While troops patrolled parts of Bangkok and army spokesmen took to the airwaves, the caretaker government led by supporters of self-exiled former premier Thaksin Shinawatra said it was still running the country.
Army chief General Prayuth Chan-ocha said the military had stepped in to restore order and build investor confidence, and warned that troops would take action against anyone who used weapons and harmed civilians.
"We ask all sides to come and talk to find a way out for the country," Prayuth told reporters after meeting directors of government agencies and other high-ranking officials.
Military officials said they were not interfering with the caretaker government, but ministers were not informed of the army's plan before an announcement on television at 3 a.m. (2000 GMT on Monday) and Prayuth said martial law would be maintained until peace and order had been restored.
Twenty-eight people have been killed and 700 injured since the anti-government protests began in November last year.
The crisis is the latest chapter in a near-decade-long power struggle between former telecoms tycoon Thaksin and the royalist establishment that has brought the country to the brink of recession and even raised fears of civil war.
Troops, some in jeeps mounted with machineguns, stopped some traffic from entering Bangkok after the martial law order. They also took up position at intersections and secured television stations, but life went on as normal in most of the city.
Both pro- and anti-government protesters are camped out at different places in the capital and, to prevent clashes, the army told them they had to stay put.
The army also ordered 10 satellite TV channels, both pro- and anti-government, to stop broadcasting.
The caretaker government, wary of the army given its past interventions on the side of the establishment, said it welcomed the move to restore order and that it remained in office.

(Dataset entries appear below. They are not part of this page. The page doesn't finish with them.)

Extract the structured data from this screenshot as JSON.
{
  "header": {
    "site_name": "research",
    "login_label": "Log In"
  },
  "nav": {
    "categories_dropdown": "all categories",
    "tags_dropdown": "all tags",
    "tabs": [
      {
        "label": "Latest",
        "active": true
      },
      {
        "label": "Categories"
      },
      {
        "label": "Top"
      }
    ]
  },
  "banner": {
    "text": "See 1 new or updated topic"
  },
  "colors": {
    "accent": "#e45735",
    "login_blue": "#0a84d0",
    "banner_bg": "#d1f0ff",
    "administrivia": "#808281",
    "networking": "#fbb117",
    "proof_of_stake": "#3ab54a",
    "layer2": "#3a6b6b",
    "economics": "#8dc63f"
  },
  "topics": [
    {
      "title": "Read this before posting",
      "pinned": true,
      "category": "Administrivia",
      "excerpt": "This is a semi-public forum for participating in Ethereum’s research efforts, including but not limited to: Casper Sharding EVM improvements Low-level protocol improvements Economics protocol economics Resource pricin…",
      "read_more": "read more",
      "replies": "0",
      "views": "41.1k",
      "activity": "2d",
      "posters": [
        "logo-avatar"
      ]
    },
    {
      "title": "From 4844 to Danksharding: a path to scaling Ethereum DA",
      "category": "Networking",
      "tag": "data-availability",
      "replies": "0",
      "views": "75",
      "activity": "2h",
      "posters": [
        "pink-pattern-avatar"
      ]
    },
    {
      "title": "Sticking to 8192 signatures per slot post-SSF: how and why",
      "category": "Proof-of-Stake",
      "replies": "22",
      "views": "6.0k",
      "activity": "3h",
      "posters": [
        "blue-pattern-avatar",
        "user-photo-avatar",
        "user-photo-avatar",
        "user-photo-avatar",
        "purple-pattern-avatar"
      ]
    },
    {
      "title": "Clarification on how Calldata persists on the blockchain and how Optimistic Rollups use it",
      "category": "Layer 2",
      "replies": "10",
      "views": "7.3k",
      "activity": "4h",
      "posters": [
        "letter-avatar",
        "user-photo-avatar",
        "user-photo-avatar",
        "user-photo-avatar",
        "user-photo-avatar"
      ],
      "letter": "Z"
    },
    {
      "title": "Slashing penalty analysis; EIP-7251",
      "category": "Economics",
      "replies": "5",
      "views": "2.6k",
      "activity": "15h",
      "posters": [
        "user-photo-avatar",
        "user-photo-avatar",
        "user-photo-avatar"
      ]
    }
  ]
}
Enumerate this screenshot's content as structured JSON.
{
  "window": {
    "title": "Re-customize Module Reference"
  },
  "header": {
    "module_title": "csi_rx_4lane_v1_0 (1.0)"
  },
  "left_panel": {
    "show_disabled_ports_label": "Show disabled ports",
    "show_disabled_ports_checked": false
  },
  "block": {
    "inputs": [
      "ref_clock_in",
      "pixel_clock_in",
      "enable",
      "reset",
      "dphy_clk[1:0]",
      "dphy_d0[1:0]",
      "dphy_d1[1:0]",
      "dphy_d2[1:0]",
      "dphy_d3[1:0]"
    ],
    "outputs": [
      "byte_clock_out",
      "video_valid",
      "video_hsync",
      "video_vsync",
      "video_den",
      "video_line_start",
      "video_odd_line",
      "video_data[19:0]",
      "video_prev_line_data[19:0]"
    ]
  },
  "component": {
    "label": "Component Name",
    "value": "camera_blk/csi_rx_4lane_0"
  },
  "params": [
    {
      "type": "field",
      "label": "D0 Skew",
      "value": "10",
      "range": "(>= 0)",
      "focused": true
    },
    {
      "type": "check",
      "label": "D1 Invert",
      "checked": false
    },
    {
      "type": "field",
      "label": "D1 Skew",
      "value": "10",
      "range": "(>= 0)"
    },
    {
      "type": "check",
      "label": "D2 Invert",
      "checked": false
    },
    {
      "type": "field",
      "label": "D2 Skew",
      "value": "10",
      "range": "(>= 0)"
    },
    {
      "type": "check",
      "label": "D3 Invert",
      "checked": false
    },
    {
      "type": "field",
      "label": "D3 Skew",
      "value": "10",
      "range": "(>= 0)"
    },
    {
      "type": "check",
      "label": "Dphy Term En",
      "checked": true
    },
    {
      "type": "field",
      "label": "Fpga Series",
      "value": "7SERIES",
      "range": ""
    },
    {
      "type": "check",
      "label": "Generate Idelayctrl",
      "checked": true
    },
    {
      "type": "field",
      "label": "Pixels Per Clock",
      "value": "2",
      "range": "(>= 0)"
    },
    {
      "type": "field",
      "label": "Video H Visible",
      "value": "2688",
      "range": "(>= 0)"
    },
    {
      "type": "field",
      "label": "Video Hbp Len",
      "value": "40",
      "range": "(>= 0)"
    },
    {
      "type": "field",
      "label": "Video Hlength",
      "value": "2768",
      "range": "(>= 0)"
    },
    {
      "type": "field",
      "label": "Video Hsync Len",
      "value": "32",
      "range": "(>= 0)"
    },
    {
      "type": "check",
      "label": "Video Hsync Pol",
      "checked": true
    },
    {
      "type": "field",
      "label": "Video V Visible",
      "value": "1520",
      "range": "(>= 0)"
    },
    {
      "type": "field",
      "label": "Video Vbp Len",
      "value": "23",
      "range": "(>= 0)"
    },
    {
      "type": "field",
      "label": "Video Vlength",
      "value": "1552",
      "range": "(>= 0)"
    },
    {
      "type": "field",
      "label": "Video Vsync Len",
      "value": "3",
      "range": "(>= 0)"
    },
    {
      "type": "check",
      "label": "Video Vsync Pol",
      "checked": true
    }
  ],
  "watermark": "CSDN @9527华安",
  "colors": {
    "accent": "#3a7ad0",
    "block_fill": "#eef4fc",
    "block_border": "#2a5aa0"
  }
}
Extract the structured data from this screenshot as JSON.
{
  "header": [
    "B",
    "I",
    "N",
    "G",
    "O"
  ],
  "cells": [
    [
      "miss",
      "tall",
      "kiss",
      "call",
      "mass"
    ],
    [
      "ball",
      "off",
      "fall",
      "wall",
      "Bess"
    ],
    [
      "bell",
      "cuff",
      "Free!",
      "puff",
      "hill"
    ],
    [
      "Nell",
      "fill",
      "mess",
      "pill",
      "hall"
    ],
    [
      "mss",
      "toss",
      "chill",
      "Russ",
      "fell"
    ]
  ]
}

Thailand has been stuck in political limbo since Prime Minister Yingluck Shinawatra, Thaksin's younger sister, and nine of her ministers were dismissed on May 7 after a court found them guilty of abuse of power.
The military, which put down a pro-Thaksin protest movement in 2010, has staged numerous coups since Thailand became a constitutional monarchy in 1932. The last one was in 2006 to oust Thaksin, who has lived abroad since 2008 but wields political influence and commands huge support among the poor.
Anti-government protesters want a "neutral" prime minister to oversee electoral reforms aimed at ending Thaksin's influence. They disrupted a Feb. 2 election that Thaksin's loyalists looked set to win. It was later declared void.
The government, on the other hand, views an early general election it would likely win as the best way forward.
Both sides said they were sticking to their demands.
"Martial law does not affect our civil uprising," Suthep Thaugsuban, the leader of the anti-government protesters, told his cheering supporters. "We still retain our right to demonstrate against this tyrannical government."
Earlier, caretaker Prime Minister Niwatthamrong Boonsongphaisan said he had asked the Election Commission to set the ballot for Aug. 3 and he was in talks with the army.
"We are talking to the army chief's side and there are many pressing issues we need to discuss including elections and reform," Niwatthamrong told reporters.
The army tried to mediate in the crisis late last year, bringing together then-premier Yingluck and anti-government protest leader Suthep. It had played down fears of a coup, stressing that politicians must resolve the dispute.
But Human Rights Watch called martial law a "de facto coup" while a political analyst said it was a "phantom coup".
"For this to be a success the army needs to act like a neutral force and not be seen to side with the anti-government protesters. It needs to offer an election date and start a political reform process," said Kan Yuenyong at the Siam Intelligence Unit think-tank.
Martial law gives the military broad powers over civilian authorities, but a full coup would likely incur costs in terms of greater damage to investor confidence and U.S. sanctions.
The United States, which cut aid to its military ally after the 2006 coup, said it was monitoring the situation closely.
Prayuth had warned last week, after three people were killed in an attack on anti-government protesters, that troops might have to be used if violence continued.
"He now feels that the police cannot handle security and is alarmed by grenade attacks and other incidents and the fact neither side looks like it will back down," said a senior army official, who spoke on condition of anonymity.
"NO COUP YET"
The baht fell against the dollar in early trade but steadied later and dealers suspected that was due to intervention by the central bank. At 0900 GMT the baht was quoted at 32.53 per dollar after earlier trading at a low of around 32.64.
The stock market ended 1.13 percent down.
Six months of turmoil has dragged down Southeast Asia's second-biggest economy, which shrank 2.1 percent in the first quarter of the year.
Andrew Colquhoun, Head of Asia-Pacific Sovereigns at ratings agency Fitch, said martial law was not necessarily negative for Thailand's government debt, and might help break the deadlock.
"The key factors for the ratings are whether Thailand can avert more serious and bloody political disorder, and whether we see a return to a fully functioning government that is able to make policy and pass a budget for the next fiscal year."
The leader of Thaksin's pro-government "red shirt" loyalists, who are rallying in Bangkok's outskirts, appealed for calm but warned of trouble if the government was ousted.
"If soldiers appoint a prime minister then we will escalate our rally," Jatuporn Prompan told a news conference. "Stay calm. There has been no coup yet."